The American Psychiatric Association, in a “friend-of-the-court” brief in the Smith case, said that, “Such predictions are fundamentally of very low reliability, and psychiatric testimony and expertise are irrelevant to such predictions. . . . Psychiatric testimony on the issue of future criminal behavior only distorts the fact-finding process.”

The Texas attorney general, who is defending the practice before the Supreme Court, acknowledges that criticism. But in the context of the jury system, Assistant Attorney General Douglas Becker said, Grigson is just another expert witness.

“It’s for the jury to decide what’s reliable and what isn’t. If testimony is not worthy of belief, it’s the jury that’s supposed to make that decision,” he said.

In court testimony, Grigson defended his technique. He said he gives a “mental status examination” to defendants, examining “thinking, feeling and behavior.” He studies “the way a person walks into the interview room, the way they sit, their attention or lack of attention to personal appearances . . . whether thoughts come out in a logical rational sequence . . . their tone of voice, do they know who they are and what’s going on about them?”

In determining whether Smith was a socipath, Grigson said, “The one significant fact which was present was I could find absolutely to signs of any remorse or any type of guilt feelings.”

He drew that conclusion, he said, from the way Smith described the crime. “He told me that he walked around over this man who had been shot, didn’t check to see if he had had a gun or if he was alive or dead. He didn’t call an ambulance. . . .

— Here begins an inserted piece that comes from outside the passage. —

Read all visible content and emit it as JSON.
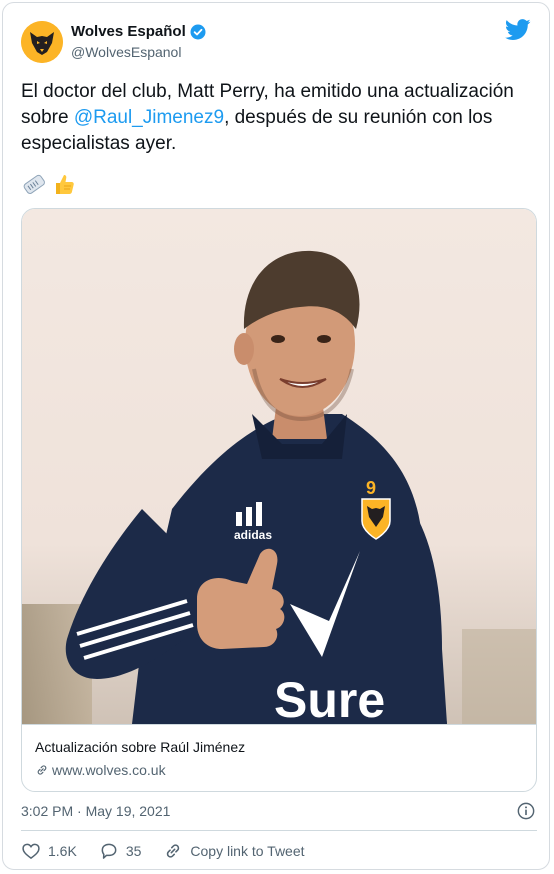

“This is . . . coldblooded disregard for another human being’s life. . . .” He should have had some “guilt-type feelings,” Grigson concluded.

James Grigson